Per Lance Roberts: Diversification is less effective as stock markets have become more correlated (connected) over time.

Now let’s break down the lunch and examine how free it is.

Unsystematic risk – This is the risk the industry seeks to help you manage. It’s the risks related to failure of a specific business or underperformance of an industry.

To wit:

  • This is a company- or industry-specific hazard that is inherent in each investment. Unsystematic risk, also known as “nonsystematic risk,” “specific risk,” “diversifiable risk” or “residual risk,” can be reduced through diversification.
  • So, by owning stocks in different companies and in different industries, investors will be less affected by an event or decision that has a strong impact on one company, industry or investment type.

While this information is valid, the financial industry encourages you to think of diversification as risk management, which it isn’t.

Here’s what you need to remember:

Ketchup (consumer staples) and oil (consumer cyclicals) all run down-hill, in the same direction in corrections or bear markets.

Sure, ketchup may roll slower, but the direction is the one direction that inhibits wealth – SOUTH.

Large, small, international stocks. Regardless of the risk within different industries, stocks are tightly correlated as Lance outlined in his chart.

So, think about it:

What are the odds of one or two companies in a balanced portfolio to go bust or face an industry-specific hazard at the same time?

What’s the greater risk to you? One company going out of business or underperforming – or your entire stock portfolio suffers losses great enough to change your life, alter your financial plan?

You already know the answer.

Investors with balanced portfolios over time achieved better risk-adjusted returns than those who bought into stocks exclusively as the solution to every financial shortfall. Bonds remain an important diversifier to a stock portfolio.

To calculate your household’s debt-to-income ratio divide total recurring monthly debt by monthly gross income.

Credit issuers prefer a debt-to-income ratio less than 36%. That’s fine for them; keep in mind a lender’s goal is to cover their asses yet place you into further debt. I’ve heard financial pundits preach this rule as ‘healthy.’ Healthy for whom? Why is this ratio considered healthy? Do not anchor to 36% as a definition for wellness.

My monthly debt-to-income ratio is 15%. It’s a target that defines peace and flexibility for me. Are you able to define then pursue what it takes to live within a ratio which provides financial breathing room?

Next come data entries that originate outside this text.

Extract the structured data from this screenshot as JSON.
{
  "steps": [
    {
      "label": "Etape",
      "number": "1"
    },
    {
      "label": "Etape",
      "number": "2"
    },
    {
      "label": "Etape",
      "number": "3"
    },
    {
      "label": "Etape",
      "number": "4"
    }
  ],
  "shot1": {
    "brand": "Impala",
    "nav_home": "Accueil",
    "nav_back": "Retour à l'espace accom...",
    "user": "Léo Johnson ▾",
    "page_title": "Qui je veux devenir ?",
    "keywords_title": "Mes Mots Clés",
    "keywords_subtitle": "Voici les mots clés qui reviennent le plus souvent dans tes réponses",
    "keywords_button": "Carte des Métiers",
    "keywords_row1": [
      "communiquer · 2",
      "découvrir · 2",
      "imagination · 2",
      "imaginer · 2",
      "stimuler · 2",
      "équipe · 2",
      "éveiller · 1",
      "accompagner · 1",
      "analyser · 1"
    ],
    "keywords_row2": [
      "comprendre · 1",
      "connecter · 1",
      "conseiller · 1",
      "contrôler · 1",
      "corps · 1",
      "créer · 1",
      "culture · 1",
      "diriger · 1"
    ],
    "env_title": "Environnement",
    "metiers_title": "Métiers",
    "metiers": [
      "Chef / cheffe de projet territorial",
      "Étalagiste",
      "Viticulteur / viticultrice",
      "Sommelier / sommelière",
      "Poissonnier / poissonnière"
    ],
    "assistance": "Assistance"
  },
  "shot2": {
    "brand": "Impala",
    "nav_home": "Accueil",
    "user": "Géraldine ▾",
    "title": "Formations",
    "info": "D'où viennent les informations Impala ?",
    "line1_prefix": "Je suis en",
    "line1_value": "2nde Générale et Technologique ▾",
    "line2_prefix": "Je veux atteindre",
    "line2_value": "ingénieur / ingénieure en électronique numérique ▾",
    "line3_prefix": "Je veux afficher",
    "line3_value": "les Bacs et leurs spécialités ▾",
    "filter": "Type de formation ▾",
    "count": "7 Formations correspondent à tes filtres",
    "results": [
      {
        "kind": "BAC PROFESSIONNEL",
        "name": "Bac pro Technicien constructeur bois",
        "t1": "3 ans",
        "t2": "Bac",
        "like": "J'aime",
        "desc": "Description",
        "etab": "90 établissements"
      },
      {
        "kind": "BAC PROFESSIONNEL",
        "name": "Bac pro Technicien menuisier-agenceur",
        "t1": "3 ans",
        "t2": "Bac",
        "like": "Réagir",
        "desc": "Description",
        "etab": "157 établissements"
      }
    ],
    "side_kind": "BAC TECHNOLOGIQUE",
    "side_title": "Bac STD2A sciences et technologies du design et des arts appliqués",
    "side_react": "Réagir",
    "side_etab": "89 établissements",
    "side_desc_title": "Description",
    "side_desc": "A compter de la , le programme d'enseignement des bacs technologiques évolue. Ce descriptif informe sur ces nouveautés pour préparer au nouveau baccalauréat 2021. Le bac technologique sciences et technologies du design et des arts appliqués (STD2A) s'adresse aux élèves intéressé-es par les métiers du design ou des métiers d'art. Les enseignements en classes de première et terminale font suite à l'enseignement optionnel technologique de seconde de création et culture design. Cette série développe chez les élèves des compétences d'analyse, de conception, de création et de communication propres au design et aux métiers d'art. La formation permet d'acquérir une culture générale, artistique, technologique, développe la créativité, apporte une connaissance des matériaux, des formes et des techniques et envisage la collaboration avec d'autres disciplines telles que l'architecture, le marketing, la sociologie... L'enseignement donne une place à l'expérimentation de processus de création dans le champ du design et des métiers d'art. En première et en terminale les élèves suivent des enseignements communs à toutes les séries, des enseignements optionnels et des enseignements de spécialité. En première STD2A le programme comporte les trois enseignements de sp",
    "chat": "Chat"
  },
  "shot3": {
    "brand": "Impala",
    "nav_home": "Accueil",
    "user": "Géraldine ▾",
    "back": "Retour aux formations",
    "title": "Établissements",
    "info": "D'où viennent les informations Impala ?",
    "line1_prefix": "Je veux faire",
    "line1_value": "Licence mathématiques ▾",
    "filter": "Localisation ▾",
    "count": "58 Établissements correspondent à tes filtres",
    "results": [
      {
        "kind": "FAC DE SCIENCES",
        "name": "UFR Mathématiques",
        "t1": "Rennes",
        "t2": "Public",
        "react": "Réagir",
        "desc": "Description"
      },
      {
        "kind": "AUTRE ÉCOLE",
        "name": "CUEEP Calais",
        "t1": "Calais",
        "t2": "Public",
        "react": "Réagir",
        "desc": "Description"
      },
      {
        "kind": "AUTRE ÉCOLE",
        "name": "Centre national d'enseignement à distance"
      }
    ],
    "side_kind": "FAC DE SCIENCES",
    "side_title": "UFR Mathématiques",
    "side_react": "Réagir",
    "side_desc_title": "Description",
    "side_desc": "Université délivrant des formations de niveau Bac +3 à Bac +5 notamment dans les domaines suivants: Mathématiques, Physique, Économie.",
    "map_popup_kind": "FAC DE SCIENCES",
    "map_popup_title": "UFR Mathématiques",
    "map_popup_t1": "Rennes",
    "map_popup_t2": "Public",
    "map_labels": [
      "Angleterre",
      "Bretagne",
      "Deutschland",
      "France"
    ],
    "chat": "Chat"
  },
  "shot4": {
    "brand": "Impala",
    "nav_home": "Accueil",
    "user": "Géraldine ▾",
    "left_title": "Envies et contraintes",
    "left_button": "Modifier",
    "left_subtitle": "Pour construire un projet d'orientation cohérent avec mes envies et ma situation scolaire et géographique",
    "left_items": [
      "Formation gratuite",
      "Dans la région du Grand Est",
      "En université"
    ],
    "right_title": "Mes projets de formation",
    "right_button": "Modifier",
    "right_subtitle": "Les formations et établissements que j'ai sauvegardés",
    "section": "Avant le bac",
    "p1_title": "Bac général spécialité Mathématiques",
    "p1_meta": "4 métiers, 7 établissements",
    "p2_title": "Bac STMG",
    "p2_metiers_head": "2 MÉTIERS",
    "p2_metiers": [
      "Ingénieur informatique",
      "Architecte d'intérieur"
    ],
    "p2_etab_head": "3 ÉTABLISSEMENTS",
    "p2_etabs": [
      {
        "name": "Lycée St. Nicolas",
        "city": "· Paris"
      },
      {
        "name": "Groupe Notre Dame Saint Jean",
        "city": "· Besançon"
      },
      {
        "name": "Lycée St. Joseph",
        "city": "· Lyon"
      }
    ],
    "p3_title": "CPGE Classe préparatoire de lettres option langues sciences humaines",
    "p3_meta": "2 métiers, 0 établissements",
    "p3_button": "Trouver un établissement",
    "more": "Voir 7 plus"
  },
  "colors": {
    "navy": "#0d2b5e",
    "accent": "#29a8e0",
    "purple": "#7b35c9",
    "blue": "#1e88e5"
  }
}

A percentage which generates internal relief and clear thinking derived from what I call ‘financial bandwidth.’ As an example, I’m secure enough to treat my daughter to a summer trip, purchase a shirt when I want it, take care of a veterinary expense – all without the distress of living paycheck to paycheck or wondering how I’m going to handle a financial emergency. That feeling of security is worth more than some ratio a lender deems adequate to pile more debt onto my household balance sheet.

Focus on simple efforts to achieve big results in the future.

Small improvements have potential to forge big mental victories on the path to financial wellness. Since I listen to podcasts and subscribe to Amazon music, I recently made the decision to cancel a Sirius radio subscription. The $120 bucks I’ll pocket annually from the cancellation won’t make or break me. However, the confidence which arises from being proactive bolsters my determination to remain vigilant over money decisions.

Discipline to re-direct discretionary cash into savings (in lieu of spending), ‘brown bagging’ lunch at work, maintaining a budget; even the curb of a daily coffee purchase habit (which doesn’t budge the needle to build wealth), can nonetheless generate feelings of well-being and positively impact future financial decision making.

Financial wellness is achievable; however, it takes thoughtfulness and discipline to set rules and adhere to them. It also takes a dose of healthy skepticism in mainstream financial advice as much of it is designed to serve the industry, not the end users.

276 views